Assignment:
Your reply should be made up of every line in the records below that holds the string "JSON".

##### Records for the task #####

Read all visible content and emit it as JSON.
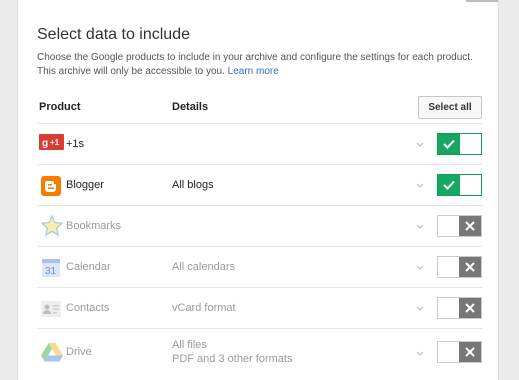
{
  "header": {
    "title": "Select data to include",
    "description": "Choose the Google products to include in your archive and configure the settings for each product. This archive will only be accessible to you.",
    "learn_more": "Learn more"
  },
  "table": {
    "col_product": "Product",
    "col_details": "Details",
    "select_all_label": "Select all",
    "rows": [
      {
        "name": "+1s",
        "details": "",
        "details_line2": "",
        "enabled": true,
        "icon": "google-plus-one-icon"
      },
      {
        "name": "Blogger",
        "details": "All blogs",
        "details_line2": "",
        "enabled": true,
        "icon": "blogger-icon"
      },
      {
        "name": "Bookmarks",
        "details": "",
        "details_line2": "",
        "enabled": false,
        "icon": "bookmarks-star-icon"
      },
      {
        "name": "Calendar",
        "details": "All calendars",
        "details_line2": "",
        "enabled": false,
        "icon": "calendar-icon"
      },
      {
        "name": "Contacts",
        "details": "vCard format",
        "details_line2": "",
        "enabled": false,
        "icon": "contacts-icon"
      },
      {
        "name": "Drive",
        "details": "All files",
        "details_line2": "PDF and 3 other formats",
        "enabled": false,
        "icon": "drive-icon"
      }
    ]
  },
  "colors": {
    "toggle_on": "#16a765",
    "toggle_off": "#777777",
    "link": "#2f6ec5"
  }
}
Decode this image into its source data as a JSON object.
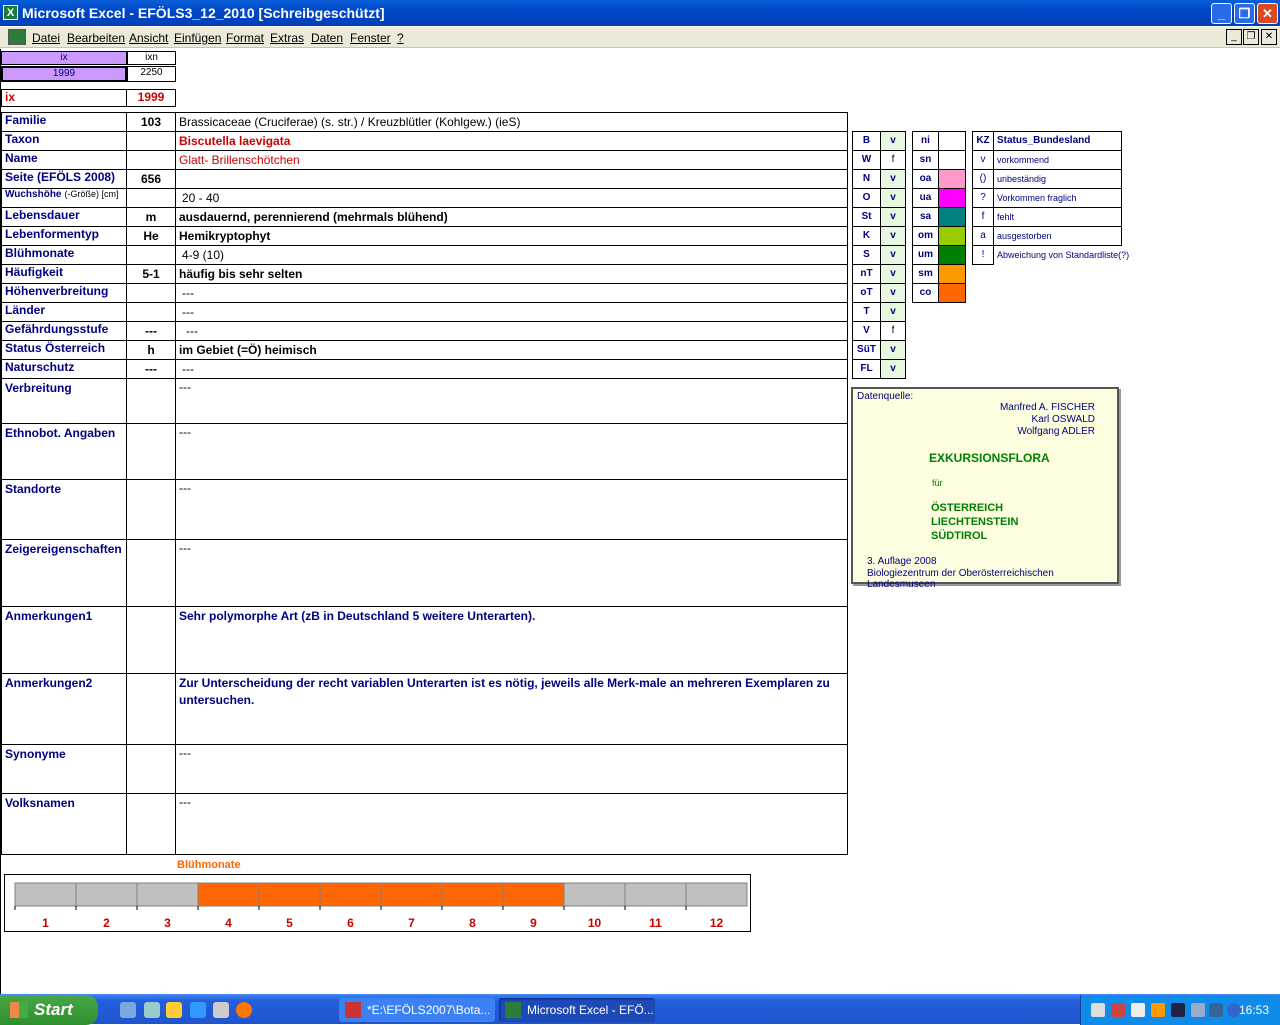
{
  "window": {
    "title": "Microsoft Excel - EFÖLS3_12_2010  [Schreibgeschützt]"
  },
  "menu": [
    "Datei",
    "Bearbeiten",
    "Ansicht",
    "Einfügen",
    "Format",
    "Extras",
    "Daten",
    "Fenster",
    "?"
  ],
  "header": {
    "ix_label": "ix",
    "ixn_label": "ixn",
    "ix_value": "1999",
    "ixn_value": "2250",
    "ix_big_label": "ix",
    "ix_big_value": "1999"
  },
  "rows": [
    {
      "label": "Familie",
      "code": "103",
      "value": "Brassicaceae (Cruciferae) (s. str.)  /  Kreuzblütler (Kohlgew.) (ieS)"
    },
    {
      "label": "Taxon",
      "code": "",
      "value": "Biscutella laevigata"
    },
    {
      "label": "Name",
      "code": "",
      "value": "Glatt- Brillenschötchen"
    },
    {
      "label": "Seite (EFÖLS 2008)",
      "code": "656",
      "value": ""
    },
    {
      "label": "Wuchshöhe",
      "label_suffix": "(-Größe) [cm]",
      "code": "",
      "value": "20 - 40"
    },
    {
      "label": "Lebensdauer",
      "code": "m",
      "value": "ausdauernd, perennierend (mehrmals blühend)"
    },
    {
      "label": "Lebenformentyp",
      "code": "He",
      "value": "Hemikryptophyt"
    },
    {
      "label": "Blühmonate",
      "code": "",
      "value": "4-9 (10)"
    },
    {
      "label": "Häufigkeit",
      "code": "5-1",
      "value": "häufig bis sehr selten"
    },
    {
      "label": "Höhenverbreitung",
      "code": "",
      "value": "---"
    },
    {
      "label": "Länder",
      "code": "",
      "value": "---"
    },
    {
      "label": "Gefährdungsstufe",
      "code": "---",
      "value": "---"
    },
    {
      "label": "Status Österreich",
      "code": "h",
      "value": "im Gebiet (=Ö) heimisch"
    },
    {
      "label": "Naturschutz",
      "code": "---",
      "value": "---"
    },
    {
      "label": "Verbreitung",
      "code": "",
      "value": "---"
    },
    {
      "label": "Ethnobot. Angaben",
      "code": "",
      "value": "---"
    },
    {
      "label": "Standorte",
      "code": "",
      "value": "---"
    },
    {
      "label": "Zeigereigenschaften",
      "code": "",
      "value": "---"
    },
    {
      "label": "Anmerkungen1",
      "code": "",
      "value": "Sehr polymorphe Art (zB in Deutschland 5 weitere Unterarten)."
    },
    {
      "label": "Anmerkungen2",
      "code": "",
      "value": "Zur Unterscheidung der recht variablen Unterarten ist es nötig, jeweils alle Merk-male an mehreren Exemplaren zu untersuchen."
    },
    {
      "label": "Synonyme",
      "code": "",
      "value": "---"
    },
    {
      "label": "Volksnamen",
      "code": "",
      "value": "---"
    }
  ],
  "states": [
    {
      "code": "B",
      "val": "v"
    },
    {
      "code": "W",
      "val": "f"
    },
    {
      "code": "N",
      "val": "v"
    },
    {
      "code": "O",
      "val": "v"
    },
    {
      "code": "St",
      "val": "v"
    },
    {
      "code": "K",
      "val": "v"
    },
    {
      "code": "S",
      "val": "v"
    },
    {
      "code": "nT",
      "val": "v"
    },
    {
      "code": "oT",
      "val": "v"
    },
    {
      "code": "T",
      "val": "v"
    },
    {
      "code": "V",
      "val": "f"
    },
    {
      "code": "SüT",
      "val": "v"
    },
    {
      "code": "FL",
      "val": "v"
    }
  ],
  "zones_header": "ni",
  "zones": [
    {
      "code": "sn",
      "color": "#ffffff"
    },
    {
      "code": "oa",
      "color": "#ff99cc"
    },
    {
      "code": "ua",
      "color": "#ff00ff"
    },
    {
      "code": "sa",
      "color": "#008080"
    },
    {
      "code": "om",
      "color": "#99cc00"
    },
    {
      "code": "um",
      "color": "#008000"
    },
    {
      "code": "sm",
      "color": "#ff9900"
    },
    {
      "code": "co",
      "color": "#ff6600"
    }
  ],
  "legend": {
    "kz_header": "KZ",
    "title": "Status_Bundesland",
    "items": [
      {
        "code": "v",
        "text": "vorkommend"
      },
      {
        "code": "()",
        "text": "unbeständig"
      },
      {
        "code": "?",
        "text": "Vorkommen fraglich"
      },
      {
        "code": "f",
        "text": "fehlt"
      },
      {
        "code": "a",
        "text": "ausgestorben"
      },
      {
        "code": "!",
        "text": "Abweichung von Standardliste(?)"
      }
    ]
  },
  "source": {
    "label": "Datenquelle:",
    "authors": [
      "Manfred A. FISCHER",
      "Karl OSWALD",
      "Wolfgang ADLER"
    ],
    "title": "EXKURSIONSFLORA",
    "fuer": "für",
    "countries": [
      "ÖSTERREICH",
      "LIECHTENSTEIN",
      "SÜDTIROL"
    ],
    "edition": "3. Auflage 2008",
    "publisher": "Biologiezentrum der Oberösterreichischen Landesmuseen"
  },
  "chart_data": {
    "type": "bar",
    "title": "Blühmonate",
    "categories": [
      "1",
      "2",
      "3",
      "4",
      "5",
      "6",
      "7",
      "8",
      "9",
      "10",
      "11",
      "12"
    ],
    "values": [
      0,
      0,
      0,
      1,
      1,
      1,
      1,
      1,
      1,
      0,
      0,
      0
    ],
    "colors": {
      "on": "#ff6600",
      "off": "#c0c0c0"
    }
  },
  "taskbar": {
    "start": "Start",
    "tasks": [
      "*E:\\EFÖLS2007\\Bota...",
      "Microsoft Excel - EFÖ..."
    ],
    "clock": "16:53"
  }
}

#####

Output:
Read all visible content and emit it as JSON.
Decode this image into its source data as a JSON object.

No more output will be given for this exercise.